As a Life Member of The Catholic Women’s League of Canada who has served in the League at parish, diocesan, provincial, and national levels, I know well the joy and blessing of serving the Lord through service to neighbour, and of working with women of faith. In the fall of 2018, I was thrilled and humbled to receive an invitation to let my name stand for election to the WICC Board as a member at large. WICC offers the opportunity to again work with women of faith but with the added dimension of ecumenism. Board members come from different denominations but share the same vision of “Restoring hope to women touched by injustice” and the common mission of “Empowering Christians to pursue justice, peace and reconciliation by standing together in prayer and action”. In my short time on the Board, I have been enriched by the kindness, gifts, and rich denominational perspectives that members bring to the table. I am impressed by my board sisters’ desires to serve, pray together and for each other, offer diverse opinions and work collaboratively. I encourage anyone who receives an invitation to join the WICC board to accept, or if interested in joining, to talk to members; believe me, you will not regret it.
At home in Saskatoon, Saskatchewan, I am very involved in social justice and ecumenism, serving as Board Chair for the Prairie Centre for Ecumenism and on our very active parish Refugee Sponsorship Committee, which has sponsored families since the late 70s with people from Vietnam.
On the WICC Board, I serve as Chair of the World Day of Prayer Team and on the Fellowship of the Lease Coin Team. These are dear to my heart as both link us to the wider world beyond our country’s borders. I have introduced FLC to three of my grandchildren and it is heartwarming to hear their questions and prayers for families around the world.

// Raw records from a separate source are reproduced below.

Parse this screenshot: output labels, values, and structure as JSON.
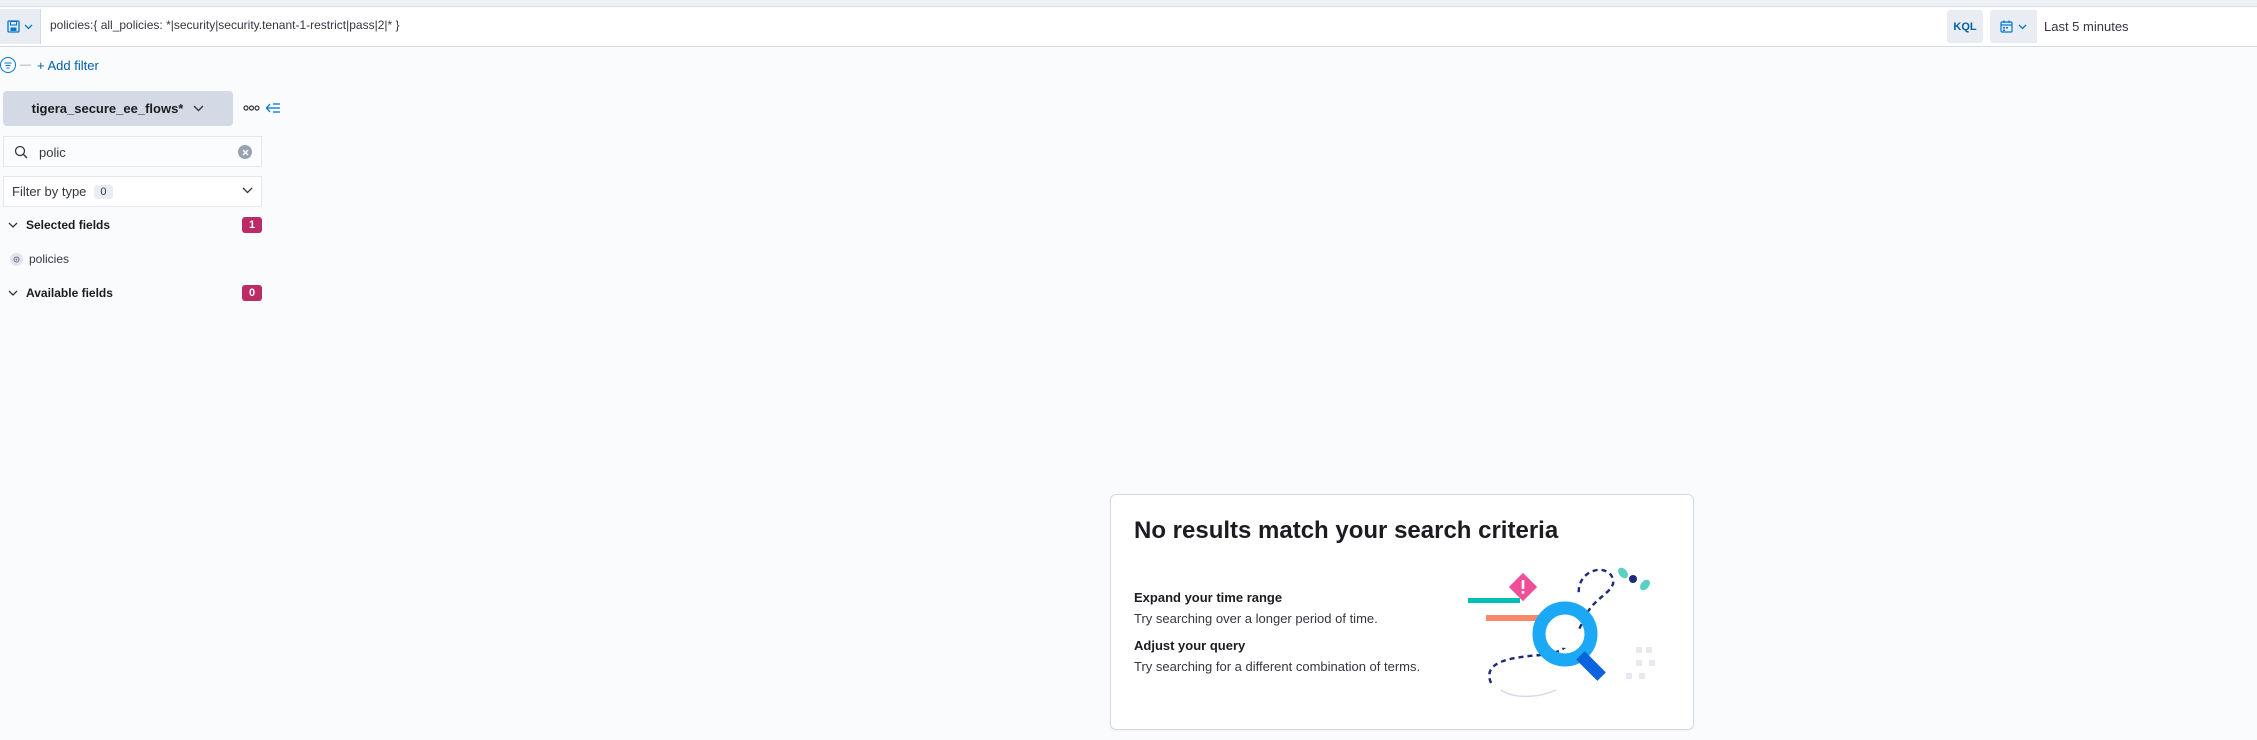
{
  "query_bar": {
    "query": "policies:{ all_policies: *|security|security.tenant-1-restrict|pass|2|* }",
    "language": "KQL",
    "time_range": "Last 5 minutes"
  },
  "filters": {
    "add_filter_label": "+ Add filter"
  },
  "sidebar": {
    "index_pattern": "tigera_secure_ee_flows*",
    "search_value": "polic",
    "filter_by_type_label": "Filter by type",
    "filter_by_type_count": "0",
    "selected_fields": {
      "title": "Selected fields",
      "count": "1",
      "items": [
        {
          "name": "policies",
          "type_icon": "object-type-icon"
        }
      ]
    },
    "available_fields": {
      "title": "Available fields",
      "count": "0"
    }
  },
  "empty_state": {
    "title": "No results match your search criteria",
    "tips": [
      {
        "heading": "Expand your time range",
        "text": "Try searching over a longer period of time."
      },
      {
        "heading": "Adjust your query",
        "text": "Try searching for a different combination of terms."
      }
    ]
  },
  "colors": {
    "accent": "#0077cc",
    "badge": "#bd2b67",
    "illustration_primary": "#1ba9f5",
    "illustration_pink": "#f04e98",
    "illustration_teal": "#00bfb3",
    "illustration_salmon": "#f9876b"
  }
}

I must confess that my initial experience with WDP was a bit rocky. Forty-six years ago I bundled my six month old first born son into his sleigh and went to a neighbouring church for WDP, thus causing great consternation among the elderly ladies in charge as they were not expecting children. I assured them that I would remove my son if he became noisy but they hunted down a key and put us in the crying room where we could see but were shut off from the congregation. I, not used to such arrangements, felt very isolated and left early. However, I did come back to WDP and have been a part of many wonderful services, even using the service for prayer at National CWL meetings. WDP is a wonderful gift from sisters around the world, where each year a different country prepares the service giving us a flavour of the culture and concerns of that country. For me, WDPis an incredible learning opportunity; it is also a gift that keeps on giving through the WDP grants from offerings collected during services. Lauren Wilkes, Canadian World Day of Prayer Liaison, noted in a report that “The first Friday in March is the day that WDP becomes visible to the world” but that it is a “movement not a day”. Just think, throughout the year women are preparing, planning, and attending the worship services; and applying for allocating, and carrying out the services funded by grants. This is a magnificent movement of which we are a part.
A favorite scripture passage of mine is from Micah “Only this the Lord requires, to act justly, to love tenderly, and to walk humbly with your God”. I am truly blessed to have my sister board members and the WICC staff as companions on this journey.